Task description. Wherever the word "items" shows up in the data, report the line it sits in.

(Records from a data source)

▼

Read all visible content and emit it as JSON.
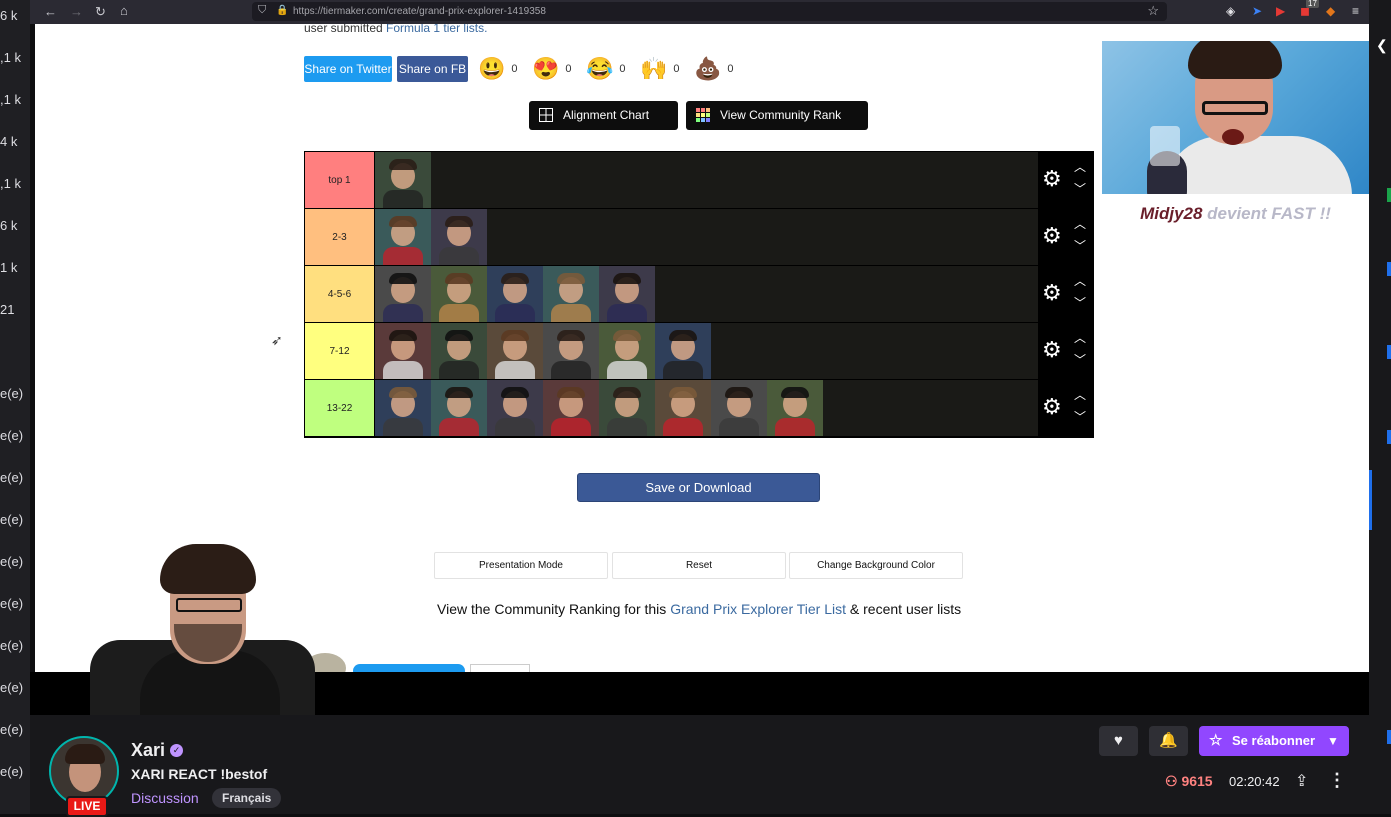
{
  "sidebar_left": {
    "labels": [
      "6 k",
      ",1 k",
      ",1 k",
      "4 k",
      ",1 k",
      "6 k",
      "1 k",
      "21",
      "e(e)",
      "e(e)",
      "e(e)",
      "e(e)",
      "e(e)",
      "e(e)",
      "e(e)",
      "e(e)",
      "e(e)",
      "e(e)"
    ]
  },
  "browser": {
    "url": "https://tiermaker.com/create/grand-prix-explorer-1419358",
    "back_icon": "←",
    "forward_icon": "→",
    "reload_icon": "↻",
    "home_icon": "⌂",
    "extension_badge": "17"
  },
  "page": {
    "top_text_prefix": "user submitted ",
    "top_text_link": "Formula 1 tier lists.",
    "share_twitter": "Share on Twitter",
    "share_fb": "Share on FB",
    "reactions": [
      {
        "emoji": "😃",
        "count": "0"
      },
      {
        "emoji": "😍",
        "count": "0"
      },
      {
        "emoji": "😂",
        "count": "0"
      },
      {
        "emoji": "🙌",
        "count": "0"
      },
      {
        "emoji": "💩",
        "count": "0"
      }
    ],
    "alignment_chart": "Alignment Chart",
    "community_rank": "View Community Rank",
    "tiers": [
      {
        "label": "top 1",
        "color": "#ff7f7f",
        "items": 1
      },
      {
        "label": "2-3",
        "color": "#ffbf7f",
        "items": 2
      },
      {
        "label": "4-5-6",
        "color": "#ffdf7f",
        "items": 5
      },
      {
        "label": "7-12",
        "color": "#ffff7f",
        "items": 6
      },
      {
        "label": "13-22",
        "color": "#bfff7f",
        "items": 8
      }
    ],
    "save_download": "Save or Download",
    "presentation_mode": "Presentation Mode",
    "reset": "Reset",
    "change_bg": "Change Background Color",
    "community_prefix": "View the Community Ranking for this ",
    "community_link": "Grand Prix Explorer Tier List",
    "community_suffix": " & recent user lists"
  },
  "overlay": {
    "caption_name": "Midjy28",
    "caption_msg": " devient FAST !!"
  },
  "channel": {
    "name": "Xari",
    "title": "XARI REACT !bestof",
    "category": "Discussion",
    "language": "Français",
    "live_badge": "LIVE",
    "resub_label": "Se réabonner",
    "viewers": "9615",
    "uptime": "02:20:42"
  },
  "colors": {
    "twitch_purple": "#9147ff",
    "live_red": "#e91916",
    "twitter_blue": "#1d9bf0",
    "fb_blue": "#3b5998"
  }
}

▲

Result of this exercise.
        "items": 1
        "items": 2
        "items": 5
        "items": 6
        "items": 8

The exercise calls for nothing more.